** Try it **
Your response should contain each line of the data that includes "Odbiór".

** Data extracts **
-=-=-=-=-
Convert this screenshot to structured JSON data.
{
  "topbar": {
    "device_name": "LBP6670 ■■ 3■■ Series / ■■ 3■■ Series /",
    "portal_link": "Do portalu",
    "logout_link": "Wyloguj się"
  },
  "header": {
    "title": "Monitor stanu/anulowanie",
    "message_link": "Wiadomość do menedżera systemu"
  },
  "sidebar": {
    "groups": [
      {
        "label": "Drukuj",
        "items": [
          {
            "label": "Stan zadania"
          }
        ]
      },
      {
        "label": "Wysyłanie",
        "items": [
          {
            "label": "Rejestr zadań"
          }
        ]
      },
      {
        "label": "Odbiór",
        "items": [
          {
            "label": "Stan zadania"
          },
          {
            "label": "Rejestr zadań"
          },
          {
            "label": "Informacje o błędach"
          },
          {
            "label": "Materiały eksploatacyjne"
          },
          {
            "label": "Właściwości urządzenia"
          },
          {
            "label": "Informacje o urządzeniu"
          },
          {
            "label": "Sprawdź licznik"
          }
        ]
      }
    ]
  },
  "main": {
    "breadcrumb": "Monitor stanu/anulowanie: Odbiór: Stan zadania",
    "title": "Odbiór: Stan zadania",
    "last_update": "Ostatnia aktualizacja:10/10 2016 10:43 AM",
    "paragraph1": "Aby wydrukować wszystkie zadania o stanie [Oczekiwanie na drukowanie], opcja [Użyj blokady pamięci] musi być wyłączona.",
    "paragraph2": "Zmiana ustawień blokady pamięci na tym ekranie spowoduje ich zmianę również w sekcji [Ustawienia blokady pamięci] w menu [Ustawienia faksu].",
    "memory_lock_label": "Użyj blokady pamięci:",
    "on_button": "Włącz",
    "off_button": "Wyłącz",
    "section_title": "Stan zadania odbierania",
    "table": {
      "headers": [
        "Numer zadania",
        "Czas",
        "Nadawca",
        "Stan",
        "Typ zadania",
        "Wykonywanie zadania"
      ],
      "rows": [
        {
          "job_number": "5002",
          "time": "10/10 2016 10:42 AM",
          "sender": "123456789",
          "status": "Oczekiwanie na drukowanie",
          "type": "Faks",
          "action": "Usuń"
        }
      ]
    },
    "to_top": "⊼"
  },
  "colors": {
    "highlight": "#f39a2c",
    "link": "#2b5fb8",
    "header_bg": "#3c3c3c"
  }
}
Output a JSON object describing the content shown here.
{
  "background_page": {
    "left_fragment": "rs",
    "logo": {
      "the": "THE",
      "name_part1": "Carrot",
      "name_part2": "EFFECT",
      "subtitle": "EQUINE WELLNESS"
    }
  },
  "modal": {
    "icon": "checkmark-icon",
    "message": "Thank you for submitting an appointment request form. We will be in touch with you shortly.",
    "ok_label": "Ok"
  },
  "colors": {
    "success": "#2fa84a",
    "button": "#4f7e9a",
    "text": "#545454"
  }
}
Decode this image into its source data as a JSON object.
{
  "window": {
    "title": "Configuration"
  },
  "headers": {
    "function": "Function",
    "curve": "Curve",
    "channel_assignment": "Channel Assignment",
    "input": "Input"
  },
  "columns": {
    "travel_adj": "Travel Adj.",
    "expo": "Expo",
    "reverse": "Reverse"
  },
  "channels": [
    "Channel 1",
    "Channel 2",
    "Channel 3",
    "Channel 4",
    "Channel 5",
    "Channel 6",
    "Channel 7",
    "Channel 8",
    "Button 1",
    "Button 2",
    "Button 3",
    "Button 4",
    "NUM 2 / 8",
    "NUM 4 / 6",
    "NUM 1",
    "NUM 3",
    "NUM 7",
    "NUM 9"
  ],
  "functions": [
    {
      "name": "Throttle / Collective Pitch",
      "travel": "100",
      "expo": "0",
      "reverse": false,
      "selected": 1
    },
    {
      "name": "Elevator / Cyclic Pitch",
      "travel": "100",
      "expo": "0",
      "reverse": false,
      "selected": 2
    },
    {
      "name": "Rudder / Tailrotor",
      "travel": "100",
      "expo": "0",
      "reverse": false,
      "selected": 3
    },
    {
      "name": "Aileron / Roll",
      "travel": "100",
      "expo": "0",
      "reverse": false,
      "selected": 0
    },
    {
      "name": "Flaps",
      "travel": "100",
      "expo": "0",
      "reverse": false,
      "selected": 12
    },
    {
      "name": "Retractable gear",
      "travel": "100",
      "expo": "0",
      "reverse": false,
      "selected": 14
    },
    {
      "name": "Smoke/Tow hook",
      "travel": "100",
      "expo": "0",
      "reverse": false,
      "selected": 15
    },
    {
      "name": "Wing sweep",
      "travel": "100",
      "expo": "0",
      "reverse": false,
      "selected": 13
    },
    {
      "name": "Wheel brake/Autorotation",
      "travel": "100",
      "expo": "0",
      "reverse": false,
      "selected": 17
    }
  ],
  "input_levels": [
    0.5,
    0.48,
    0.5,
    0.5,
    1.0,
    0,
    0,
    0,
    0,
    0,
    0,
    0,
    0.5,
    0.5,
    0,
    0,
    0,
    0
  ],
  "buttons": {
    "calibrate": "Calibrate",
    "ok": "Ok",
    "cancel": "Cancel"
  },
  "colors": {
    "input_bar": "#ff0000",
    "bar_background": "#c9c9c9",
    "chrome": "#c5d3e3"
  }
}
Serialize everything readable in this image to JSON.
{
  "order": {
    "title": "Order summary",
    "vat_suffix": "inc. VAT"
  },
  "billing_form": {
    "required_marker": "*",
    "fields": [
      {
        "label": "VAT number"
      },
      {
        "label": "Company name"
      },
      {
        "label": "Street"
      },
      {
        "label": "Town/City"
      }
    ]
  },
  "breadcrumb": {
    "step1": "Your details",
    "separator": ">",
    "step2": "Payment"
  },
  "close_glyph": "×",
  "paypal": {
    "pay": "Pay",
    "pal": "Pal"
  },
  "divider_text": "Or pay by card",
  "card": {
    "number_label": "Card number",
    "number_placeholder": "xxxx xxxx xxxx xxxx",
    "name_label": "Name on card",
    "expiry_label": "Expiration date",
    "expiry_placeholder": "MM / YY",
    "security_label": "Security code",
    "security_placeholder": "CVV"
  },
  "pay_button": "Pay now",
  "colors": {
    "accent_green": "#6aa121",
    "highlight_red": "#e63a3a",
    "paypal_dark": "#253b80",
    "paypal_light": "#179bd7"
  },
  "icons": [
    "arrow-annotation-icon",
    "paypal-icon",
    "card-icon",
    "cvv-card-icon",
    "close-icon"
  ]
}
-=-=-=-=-
** Problem solution **
        "label": "Odbiór",
    "breadcrumb": "Monitor stanu/anulowanie: Odbiór: Stan zadania",
    "title": "Odbiór: Stan zadania",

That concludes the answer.